Requirements: confidentiality, anonymity, prevent malicious users from using phones

GSM (second generation)

Components

Mobile phone contains SIM, the security module

IMSI (International Mobile Subscriber ID)

User key Ki (128 bit)


Visiting network: network where the phone is currently located

Base station

Base station controller manages many cells

Visitor Location Register (VLR)


Home network

Home Location Register (HLR) keeps track of most recent location of phone

Authentication center (AuC)



Anonymity

IMSI is used to identify users initially

TMSI (Temporary Mobile Subscriber ID) is used, which changes frequently and is encrypted


Authentication

Caller is authenticated to the base station (not mutual)

Challengeresponse

AuC generates random nonce R and sends (R, A3(R, Ki)) to the base station

Base station sends R to mobile phone

Mobile phone sends back A3(R, Ki) to the base station



Confidentiality: data encrypted with stream cypher A5

Insecurity

Weak hash, weak encryption

No encryption from base station to base station controller



3GPP (third generation)

Mutual authentication

Keys (encryption/integrity) cannot be reused, triples cannot be replayed

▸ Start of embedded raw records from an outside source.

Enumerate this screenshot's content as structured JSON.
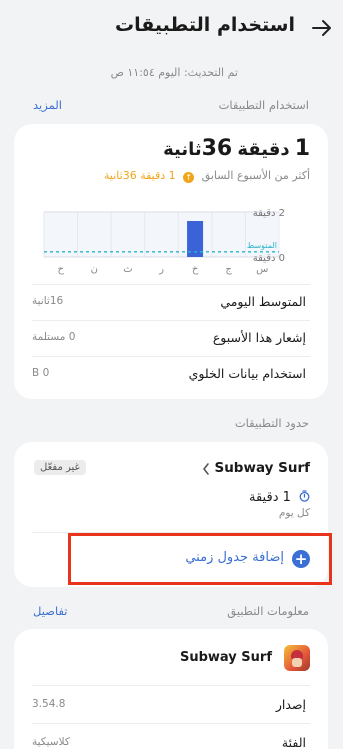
{
  "header": {
    "title": "استخدام التطبيقات",
    "back_icon": "arrow-right-icon"
  },
  "updated": "تم التحديث: اليوم ١١:٥٤ ص",
  "usage_section": {
    "title": "استخدام التطبيقات",
    "more_label": "المزيد",
    "total_minutes": "1",
    "minute_unit": "دقيقة",
    "total_seconds": "36",
    "second_unit": "ثانية",
    "compare_label": "أكثر من الأسبوع السابق",
    "compare_value": "1 دقيقة 36ثانية",
    "compare_icon": "arrow-up-circle-icon",
    "accent_color": "#f0a51a"
  },
  "chart_data": {
    "type": "bar",
    "categories": [
      "س",
      "ج",
      "خ",
      "ر",
      "ث",
      "ن",
      "ح"
    ],
    "values": [
      0,
      0,
      1.6,
      0,
      0,
      0,
      0
    ],
    "average": 0.23,
    "average_label": "المتوسط",
    "y_tick_labels": [
      "2 دقيقة",
      "0 دقيقة"
    ],
    "ylim": [
      0,
      2
    ],
    "bar_color": "#3a63d8",
    "average_color": "#2bb5c9",
    "grid": true
  },
  "stats": [
    {
      "label": "المتوسط اليومي",
      "value": "16ثانية"
    },
    {
      "label": "إشعار هذا الأسبوع",
      "value": "0 مستلمة"
    },
    {
      "label": "استخدام بيانات الخلوي",
      "value": "0 B"
    }
  ],
  "limits_section": {
    "title": "حدود التطبيقات",
    "app_name": "Subway Surf",
    "status_badge": "غير مفعّل",
    "limit_value": "1 دقيقة",
    "limit_icon": "timer-icon",
    "frequency": "كل يوم",
    "add_label": "إضافة جدول زمني",
    "add_icon": "plus-circle-icon",
    "highlight_color": "#e8341c"
  },
  "app_info_section": {
    "title": "معلومات التطبيق",
    "details_label": "تفاصيل",
    "app_name": "Subway Surf",
    "app_icon": "subway-surf-app-icon",
    "rows": [
      {
        "label": "إصدار",
        "value": "3.54.8"
      },
      {
        "label": "الفئة",
        "value": "كلاسيكية"
      }
    ]
  }
}
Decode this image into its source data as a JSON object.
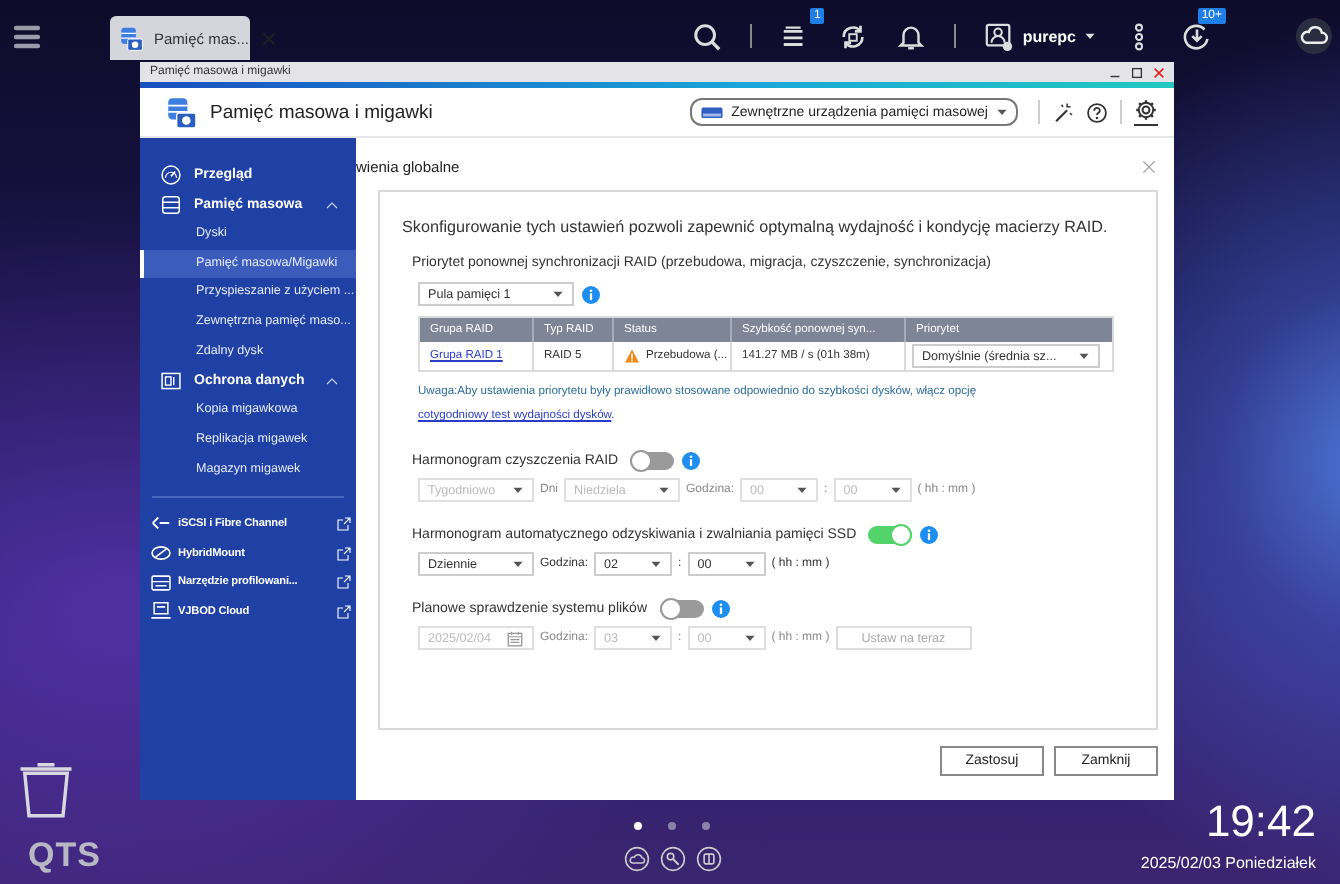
{
  "topbar": {
    "tab_title": "Pamięć mas...",
    "storage_badge": "1",
    "user": "purepc",
    "update_badge": "10+"
  },
  "window": {
    "title": "Pamięć masowa i migawki",
    "app_title": "Pamięć masowa i migawki",
    "device_menu": "Zewnętrzne urządzenia pamięci masowej"
  },
  "sidebar": {
    "items": [
      {
        "kind": "page",
        "label": "Przegląd",
        "selected": false
      },
      {
        "kind": "group",
        "label": "Pamięć masowa",
        "selected": false,
        "expanded": true,
        "children": [
          {
            "label": "Dyski",
            "selected": false
          },
          {
            "label": "Pamięć masowa/Migawki",
            "selected": true
          },
          {
            "label": "Przyspieszanie z użyciem ...",
            "selected": false
          },
          {
            "label": "Zewnętrzna pamięć maso...",
            "selected": false
          },
          {
            "label": "Zdalny dysk",
            "selected": false
          }
        ]
      },
      {
        "kind": "group",
        "label": "Ochrona danych",
        "selected": false,
        "expanded": true,
        "children": [
          {
            "label": "Kopia migawkowa",
            "selected": false
          },
          {
            "label": "Replikacja migawek",
            "selected": false
          },
          {
            "label": "Magazyn migawek",
            "selected": false
          }
        ]
      }
    ],
    "links": [
      {
        "label": "iSCSI i Fibre Channel"
      },
      {
        "label": "HybridMount"
      },
      {
        "label": "Narzędzie profilowani..."
      },
      {
        "label": "VJBOD Cloud"
      }
    ]
  },
  "dialog": {
    "title": "wienia globalne",
    "intro": "Skonfigurowanie tych ustawień pozwoli zapewnić optymalną wydajność i kondycję macierzy RAID.",
    "priority_label": "Priorytet ponownej synchronizacji RAID (przebudowa, migracja, czyszczenie, synchronizacja)",
    "pool": "Pula pamięci 1",
    "table": {
      "columns": [
        "Grupa RAID",
        "Typ RAID",
        "Status",
        "Szybkość ponownej syn...",
        "Priorytet"
      ],
      "rows": [
        {
          "group": "Grupa RAID 1",
          "type": "RAID 5",
          "status": "Przebudowa (...",
          "speed": "141.27 MB / s (01h 38m)",
          "priority": "Domyślnie (średnia sz..."
        }
      ]
    },
    "note": "Uwaga:Aby ustawienia priorytetu były prawidłowo stosowane odpowiednio do szybkości dysków, włącz opcję",
    "note_link": "cotygodniowy test wydajności dysków",
    "note_end": ".",
    "schedules": [
      {
        "label": "Harmonogram czyszczenia RAID",
        "on": false,
        "fields": [
          {
            "kind": "period",
            "value": "Tygodniowo"
          },
          {
            "kind": "label",
            "text": "Dni"
          },
          {
            "kind": "period",
            "value": "Niedziela"
          },
          {
            "kind": "label",
            "text": "Godzina:"
          },
          {
            "kind": "time",
            "value": "00"
          },
          {
            "kind": "label",
            "text": ":"
          },
          {
            "kind": "time",
            "value": "00"
          },
          {
            "kind": "label",
            "text": "( hh : mm )"
          }
        ]
      },
      {
        "label": "Harmonogram automatycznego odzyskiwania i zwalniania pamięci SSD",
        "on": true,
        "fields": [
          {
            "kind": "period",
            "value": "Dziennie"
          },
          {
            "kind": "label",
            "text": "Godzina:"
          },
          {
            "kind": "time",
            "value": "02"
          },
          {
            "kind": "label",
            "text": ":"
          },
          {
            "kind": "time",
            "value": "00"
          },
          {
            "kind": "label",
            "text": "( hh : mm )"
          }
        ]
      },
      {
        "label": "Planowe sprawdzenie systemu plików",
        "on": false,
        "fields": [
          {
            "kind": "date",
            "value": "2025/02/04"
          },
          {
            "kind": "label",
            "text": "Godzina:"
          },
          {
            "kind": "time",
            "value": "03"
          },
          {
            "kind": "label",
            "text": ":"
          },
          {
            "kind": "time",
            "value": "00"
          },
          {
            "kind": "label",
            "text": "( hh : mm )"
          },
          {
            "kind": "button",
            "text": "Ustaw na teraz"
          }
        ]
      }
    ],
    "buttons": [
      "Zastosuj",
      "Zamknij"
    ]
  },
  "desktop": {
    "brand": "QTS",
    "time": "19:42",
    "date": "2025/02/03 Poniedziałek",
    "pages": [
      {
        "selected": true
      },
      {
        "selected": false
      },
      {
        "selected": false
      }
    ]
  }
}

Strong encryption algorithm (AES), message authentication

Encryption extended to base station controller

Authentication and Key Agreement (AKA)



Wifi security

WEP (BROKEN)

Secret key: 40 or 104 bits. Integrity: CRC32

Keystream: generated by RC4


WPA

Authentication: session keys using EAP

Encryption: temporal key integrity protocol (TKIP)

Integrity: proprietary Michael algorithm


WPA2

AES (still operating like a stream cipher in Counter Mode)

CBCMAC for integrity



Denial of Service (DoS)

Actions by a third party preventing authorized users from access to or use of a resource or service

Sources of consumption

Network connectivity

Bandwidth consumption

Others (state storage, disk space, power)


Resource amplification

Attacker either need more resource than victim or be able to force an asymmetric workload


Distributed Denial of Service (DDoS)

Multiple machines perform a synchronized attack

One DDoS “master” program controls a number of “agent” program

Botnet

Infection through trojans or worms (download, email, etc.)

Command and control (centralized, P2P, etc.)

Communication protocols (IRC, HTTP, P2P, etc.)

Payload/action (spam, DDoS, keyloggers, Bitcoin mining)